On the limits of multipactor in rectangular waveguides

Z. C. Shaw, L. Silvestre, T. Sugai, B. Esser, J. J. Mankowski, J. C. Dickens, A. A. Neuber

Research output: Contribution to journalArticlepeer-review

10 Scopus citations


Multipactor in WR-284-like geometries is measured utilizing local and global detection techniques. To emulate conditions one may find in a waveguide filter structure while maintaining the fundamental microwave mode, a standard rectangular waveguide geometry with the reduced waveguide height set to 2.1 or 5.5 mm was adopted. Two high power RF sources were used to investigate a large range of input power (few kWs to MWs): a solid state source using GaN HEMTs allowing for larger pulse widths than standard magnetrons (100 μ s as opposed to ∼4 μ s) and a MW level S-band coaxial magnetron for the high power end. Particular interest was taken in capturing the lower and upper limits of multipactor threshold. Lower multipactor thresholds for finite pulse duration are governed by the appearance of one or more electrons in the multipactor gap during the applied pulse as well as a minimum power (electric field) level that affects a secondary electron emission yield above unity. As shown, such initial electrons(s) may easily be seeded via an external UV source illuminating the gap. However, wall collisions of excited metastable molecules may be another source of electrons, an observation based on the experiment and prior research. A multipactor upper threshold was non-existent in the experiment, even at powers over 200 kW within a 2.1 mm test gap, which numerically yielded a gap transit time significantly shorter than one half-period of the GHz wave.

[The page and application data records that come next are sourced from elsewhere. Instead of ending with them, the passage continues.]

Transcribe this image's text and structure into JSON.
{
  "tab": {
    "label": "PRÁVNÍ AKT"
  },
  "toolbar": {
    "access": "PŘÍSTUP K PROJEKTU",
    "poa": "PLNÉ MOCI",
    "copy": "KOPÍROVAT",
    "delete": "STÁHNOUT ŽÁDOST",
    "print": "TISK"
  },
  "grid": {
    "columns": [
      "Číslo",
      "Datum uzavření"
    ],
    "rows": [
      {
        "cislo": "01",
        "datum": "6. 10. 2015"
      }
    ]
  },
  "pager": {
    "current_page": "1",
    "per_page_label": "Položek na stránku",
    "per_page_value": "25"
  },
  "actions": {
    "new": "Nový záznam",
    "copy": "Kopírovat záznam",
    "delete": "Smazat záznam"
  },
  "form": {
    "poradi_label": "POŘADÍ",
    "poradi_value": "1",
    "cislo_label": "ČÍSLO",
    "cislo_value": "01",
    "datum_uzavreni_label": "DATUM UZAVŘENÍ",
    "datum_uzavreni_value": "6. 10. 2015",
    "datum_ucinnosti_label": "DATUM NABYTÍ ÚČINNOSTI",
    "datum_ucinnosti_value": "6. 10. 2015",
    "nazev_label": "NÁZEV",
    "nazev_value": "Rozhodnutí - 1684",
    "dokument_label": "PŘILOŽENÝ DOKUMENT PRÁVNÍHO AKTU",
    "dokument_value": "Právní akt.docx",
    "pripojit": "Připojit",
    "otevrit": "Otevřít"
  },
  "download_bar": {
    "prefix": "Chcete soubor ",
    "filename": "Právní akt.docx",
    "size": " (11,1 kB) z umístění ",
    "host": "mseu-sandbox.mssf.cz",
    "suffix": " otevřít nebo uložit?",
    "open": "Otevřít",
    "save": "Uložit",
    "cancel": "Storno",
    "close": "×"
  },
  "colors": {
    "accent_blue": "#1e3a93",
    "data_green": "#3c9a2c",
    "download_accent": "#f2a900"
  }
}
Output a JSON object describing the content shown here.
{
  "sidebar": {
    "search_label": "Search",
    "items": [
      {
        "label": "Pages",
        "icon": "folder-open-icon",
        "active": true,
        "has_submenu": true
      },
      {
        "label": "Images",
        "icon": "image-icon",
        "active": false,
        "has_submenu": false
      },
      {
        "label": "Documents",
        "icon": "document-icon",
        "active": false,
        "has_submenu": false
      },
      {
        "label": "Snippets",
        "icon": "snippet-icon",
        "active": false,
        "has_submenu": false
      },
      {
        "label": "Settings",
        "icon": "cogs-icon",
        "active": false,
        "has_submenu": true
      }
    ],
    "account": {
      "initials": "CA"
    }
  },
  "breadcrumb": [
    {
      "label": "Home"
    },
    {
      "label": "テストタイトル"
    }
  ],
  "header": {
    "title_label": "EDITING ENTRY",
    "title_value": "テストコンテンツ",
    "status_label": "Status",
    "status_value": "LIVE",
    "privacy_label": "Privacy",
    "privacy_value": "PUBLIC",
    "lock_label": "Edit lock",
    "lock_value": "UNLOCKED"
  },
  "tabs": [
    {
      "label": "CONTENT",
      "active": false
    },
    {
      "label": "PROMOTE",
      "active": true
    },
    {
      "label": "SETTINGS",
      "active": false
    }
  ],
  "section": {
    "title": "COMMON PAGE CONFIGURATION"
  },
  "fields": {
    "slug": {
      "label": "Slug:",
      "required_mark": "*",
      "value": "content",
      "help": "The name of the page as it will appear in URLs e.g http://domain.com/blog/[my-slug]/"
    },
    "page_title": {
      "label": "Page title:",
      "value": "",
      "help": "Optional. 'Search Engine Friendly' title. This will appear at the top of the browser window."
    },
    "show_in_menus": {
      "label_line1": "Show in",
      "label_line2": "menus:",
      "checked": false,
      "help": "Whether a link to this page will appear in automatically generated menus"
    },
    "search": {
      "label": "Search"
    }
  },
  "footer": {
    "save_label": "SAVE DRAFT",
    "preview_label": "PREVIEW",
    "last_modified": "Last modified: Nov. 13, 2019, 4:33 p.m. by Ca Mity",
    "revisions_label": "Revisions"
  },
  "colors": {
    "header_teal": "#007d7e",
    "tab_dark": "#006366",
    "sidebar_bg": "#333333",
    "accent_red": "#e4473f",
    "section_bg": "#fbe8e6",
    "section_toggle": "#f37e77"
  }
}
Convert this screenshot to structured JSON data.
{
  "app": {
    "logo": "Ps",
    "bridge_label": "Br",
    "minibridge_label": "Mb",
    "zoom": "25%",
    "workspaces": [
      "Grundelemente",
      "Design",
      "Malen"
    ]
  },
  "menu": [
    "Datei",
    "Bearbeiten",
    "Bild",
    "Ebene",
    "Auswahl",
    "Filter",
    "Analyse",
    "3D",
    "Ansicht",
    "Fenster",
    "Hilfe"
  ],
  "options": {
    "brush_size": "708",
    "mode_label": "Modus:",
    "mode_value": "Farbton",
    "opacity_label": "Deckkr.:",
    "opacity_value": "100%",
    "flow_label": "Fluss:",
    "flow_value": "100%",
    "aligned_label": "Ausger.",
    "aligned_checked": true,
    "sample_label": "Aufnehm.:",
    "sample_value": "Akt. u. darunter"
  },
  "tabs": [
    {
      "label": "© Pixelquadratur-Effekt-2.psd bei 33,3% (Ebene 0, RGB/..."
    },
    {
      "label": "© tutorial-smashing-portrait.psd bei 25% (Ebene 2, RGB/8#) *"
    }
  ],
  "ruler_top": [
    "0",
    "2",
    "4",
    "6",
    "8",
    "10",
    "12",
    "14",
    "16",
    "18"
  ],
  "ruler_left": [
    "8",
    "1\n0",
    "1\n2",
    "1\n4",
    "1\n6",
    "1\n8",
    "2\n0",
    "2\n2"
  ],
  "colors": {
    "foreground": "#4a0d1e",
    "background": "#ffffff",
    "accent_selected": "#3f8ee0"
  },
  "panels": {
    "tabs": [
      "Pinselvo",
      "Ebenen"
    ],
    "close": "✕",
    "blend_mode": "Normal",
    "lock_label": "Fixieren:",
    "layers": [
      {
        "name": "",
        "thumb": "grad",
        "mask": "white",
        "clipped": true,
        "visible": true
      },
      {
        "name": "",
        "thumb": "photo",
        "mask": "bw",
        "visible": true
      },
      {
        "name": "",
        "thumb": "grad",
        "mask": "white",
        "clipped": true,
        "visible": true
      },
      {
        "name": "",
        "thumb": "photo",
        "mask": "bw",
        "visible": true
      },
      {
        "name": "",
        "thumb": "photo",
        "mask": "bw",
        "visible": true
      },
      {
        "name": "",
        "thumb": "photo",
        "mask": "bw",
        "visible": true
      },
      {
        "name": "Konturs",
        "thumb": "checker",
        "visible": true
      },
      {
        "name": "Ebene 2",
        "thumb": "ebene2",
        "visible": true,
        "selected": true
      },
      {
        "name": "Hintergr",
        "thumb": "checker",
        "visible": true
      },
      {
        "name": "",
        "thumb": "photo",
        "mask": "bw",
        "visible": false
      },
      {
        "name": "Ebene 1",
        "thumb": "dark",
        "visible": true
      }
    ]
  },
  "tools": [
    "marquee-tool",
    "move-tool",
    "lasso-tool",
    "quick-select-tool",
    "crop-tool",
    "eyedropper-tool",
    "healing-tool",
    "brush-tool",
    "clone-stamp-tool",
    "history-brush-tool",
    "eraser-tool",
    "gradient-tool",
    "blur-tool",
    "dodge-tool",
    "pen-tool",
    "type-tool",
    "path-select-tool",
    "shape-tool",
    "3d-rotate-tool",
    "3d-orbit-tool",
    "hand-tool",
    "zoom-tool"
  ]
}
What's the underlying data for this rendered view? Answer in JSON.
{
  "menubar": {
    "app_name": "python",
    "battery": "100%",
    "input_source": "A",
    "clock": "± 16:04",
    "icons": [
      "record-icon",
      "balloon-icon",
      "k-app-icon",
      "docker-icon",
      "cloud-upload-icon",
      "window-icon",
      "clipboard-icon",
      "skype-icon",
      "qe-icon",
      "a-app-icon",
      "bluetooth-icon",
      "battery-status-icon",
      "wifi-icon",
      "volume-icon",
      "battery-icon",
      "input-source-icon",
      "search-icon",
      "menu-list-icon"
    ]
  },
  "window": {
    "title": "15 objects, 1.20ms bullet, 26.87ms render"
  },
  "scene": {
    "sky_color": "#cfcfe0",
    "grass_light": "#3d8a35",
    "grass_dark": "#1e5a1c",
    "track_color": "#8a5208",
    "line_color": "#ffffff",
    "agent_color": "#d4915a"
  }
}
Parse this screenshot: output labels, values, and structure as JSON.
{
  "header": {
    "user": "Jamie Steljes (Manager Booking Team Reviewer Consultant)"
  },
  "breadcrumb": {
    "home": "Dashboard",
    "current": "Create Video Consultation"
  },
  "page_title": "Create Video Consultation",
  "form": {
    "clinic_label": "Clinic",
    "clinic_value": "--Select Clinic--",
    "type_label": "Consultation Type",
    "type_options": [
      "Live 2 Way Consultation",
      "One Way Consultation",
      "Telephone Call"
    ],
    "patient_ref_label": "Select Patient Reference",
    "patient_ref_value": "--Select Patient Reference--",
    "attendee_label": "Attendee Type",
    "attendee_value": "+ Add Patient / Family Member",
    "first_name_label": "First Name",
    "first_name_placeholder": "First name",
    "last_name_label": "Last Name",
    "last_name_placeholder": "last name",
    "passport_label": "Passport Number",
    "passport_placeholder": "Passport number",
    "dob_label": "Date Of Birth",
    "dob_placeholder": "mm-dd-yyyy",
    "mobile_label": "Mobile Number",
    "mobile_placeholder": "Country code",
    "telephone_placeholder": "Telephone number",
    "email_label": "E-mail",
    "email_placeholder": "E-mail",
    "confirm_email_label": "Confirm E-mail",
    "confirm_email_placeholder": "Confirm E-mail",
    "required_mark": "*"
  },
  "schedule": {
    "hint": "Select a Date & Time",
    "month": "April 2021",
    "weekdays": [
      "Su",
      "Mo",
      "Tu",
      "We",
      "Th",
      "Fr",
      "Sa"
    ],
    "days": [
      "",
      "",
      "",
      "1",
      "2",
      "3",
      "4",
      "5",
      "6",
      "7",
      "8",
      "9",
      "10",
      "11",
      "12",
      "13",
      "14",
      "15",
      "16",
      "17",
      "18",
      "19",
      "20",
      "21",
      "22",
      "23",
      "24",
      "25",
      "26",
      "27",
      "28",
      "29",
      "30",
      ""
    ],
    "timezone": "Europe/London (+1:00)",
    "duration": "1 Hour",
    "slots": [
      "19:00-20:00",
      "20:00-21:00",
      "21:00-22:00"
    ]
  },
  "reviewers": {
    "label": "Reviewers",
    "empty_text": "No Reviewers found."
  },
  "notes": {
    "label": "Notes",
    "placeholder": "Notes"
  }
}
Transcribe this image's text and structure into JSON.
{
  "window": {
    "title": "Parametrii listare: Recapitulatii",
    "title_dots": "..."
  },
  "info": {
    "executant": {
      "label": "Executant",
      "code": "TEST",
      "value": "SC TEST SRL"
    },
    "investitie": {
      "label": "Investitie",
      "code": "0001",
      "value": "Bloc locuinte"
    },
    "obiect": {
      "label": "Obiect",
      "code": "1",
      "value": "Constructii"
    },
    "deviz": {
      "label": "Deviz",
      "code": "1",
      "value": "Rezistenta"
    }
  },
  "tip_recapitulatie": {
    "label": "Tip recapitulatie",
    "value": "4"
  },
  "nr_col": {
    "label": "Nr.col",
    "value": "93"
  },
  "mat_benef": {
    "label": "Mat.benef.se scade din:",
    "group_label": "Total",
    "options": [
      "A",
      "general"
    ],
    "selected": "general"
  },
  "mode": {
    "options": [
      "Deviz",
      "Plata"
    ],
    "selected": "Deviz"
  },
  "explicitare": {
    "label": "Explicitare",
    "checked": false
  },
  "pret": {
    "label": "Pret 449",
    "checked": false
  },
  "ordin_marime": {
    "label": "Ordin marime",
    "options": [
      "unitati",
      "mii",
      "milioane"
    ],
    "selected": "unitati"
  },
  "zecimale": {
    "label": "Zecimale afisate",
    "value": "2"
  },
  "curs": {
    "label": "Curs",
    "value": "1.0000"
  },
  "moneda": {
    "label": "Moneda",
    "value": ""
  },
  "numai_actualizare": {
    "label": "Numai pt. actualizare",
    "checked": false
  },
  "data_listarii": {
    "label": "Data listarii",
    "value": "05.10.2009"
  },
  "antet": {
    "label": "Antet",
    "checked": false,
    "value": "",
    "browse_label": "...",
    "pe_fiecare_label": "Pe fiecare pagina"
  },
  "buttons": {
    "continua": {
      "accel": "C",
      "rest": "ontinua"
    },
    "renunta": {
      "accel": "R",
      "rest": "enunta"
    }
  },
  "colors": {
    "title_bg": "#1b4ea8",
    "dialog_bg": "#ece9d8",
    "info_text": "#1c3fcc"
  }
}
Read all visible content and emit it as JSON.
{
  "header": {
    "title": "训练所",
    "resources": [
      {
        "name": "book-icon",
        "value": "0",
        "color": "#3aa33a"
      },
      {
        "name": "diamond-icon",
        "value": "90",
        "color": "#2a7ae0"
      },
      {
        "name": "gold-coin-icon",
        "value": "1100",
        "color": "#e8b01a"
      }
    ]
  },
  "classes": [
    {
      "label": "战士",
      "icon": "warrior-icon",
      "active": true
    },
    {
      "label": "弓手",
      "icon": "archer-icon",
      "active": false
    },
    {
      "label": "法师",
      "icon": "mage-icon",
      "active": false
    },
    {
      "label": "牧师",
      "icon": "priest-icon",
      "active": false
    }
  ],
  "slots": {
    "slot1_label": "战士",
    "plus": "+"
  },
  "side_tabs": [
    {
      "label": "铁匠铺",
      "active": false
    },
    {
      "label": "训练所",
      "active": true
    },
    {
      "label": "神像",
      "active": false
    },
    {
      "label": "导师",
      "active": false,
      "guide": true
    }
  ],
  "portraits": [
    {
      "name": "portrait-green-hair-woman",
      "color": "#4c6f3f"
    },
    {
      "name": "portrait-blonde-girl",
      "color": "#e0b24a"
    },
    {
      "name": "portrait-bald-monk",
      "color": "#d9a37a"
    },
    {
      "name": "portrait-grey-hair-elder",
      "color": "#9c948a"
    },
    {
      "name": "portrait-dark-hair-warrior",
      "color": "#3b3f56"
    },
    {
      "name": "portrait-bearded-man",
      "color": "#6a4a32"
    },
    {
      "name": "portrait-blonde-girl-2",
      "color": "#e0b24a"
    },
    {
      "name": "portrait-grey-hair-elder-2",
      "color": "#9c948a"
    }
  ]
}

This is attributed to the electric field distribution within the waveguide structure, which results in the multipactor's spatial position moving to more favorable locations within the test gap.

Original languageEnglish
Article number083512
JournalPhysics of Plasmas
Issue number8
StatePublished - Aug 1 2020


Dive into the research topics of 'On the limits of multipactor in rectangular waveguides'. Together they form a unique fingerprint.

Cite this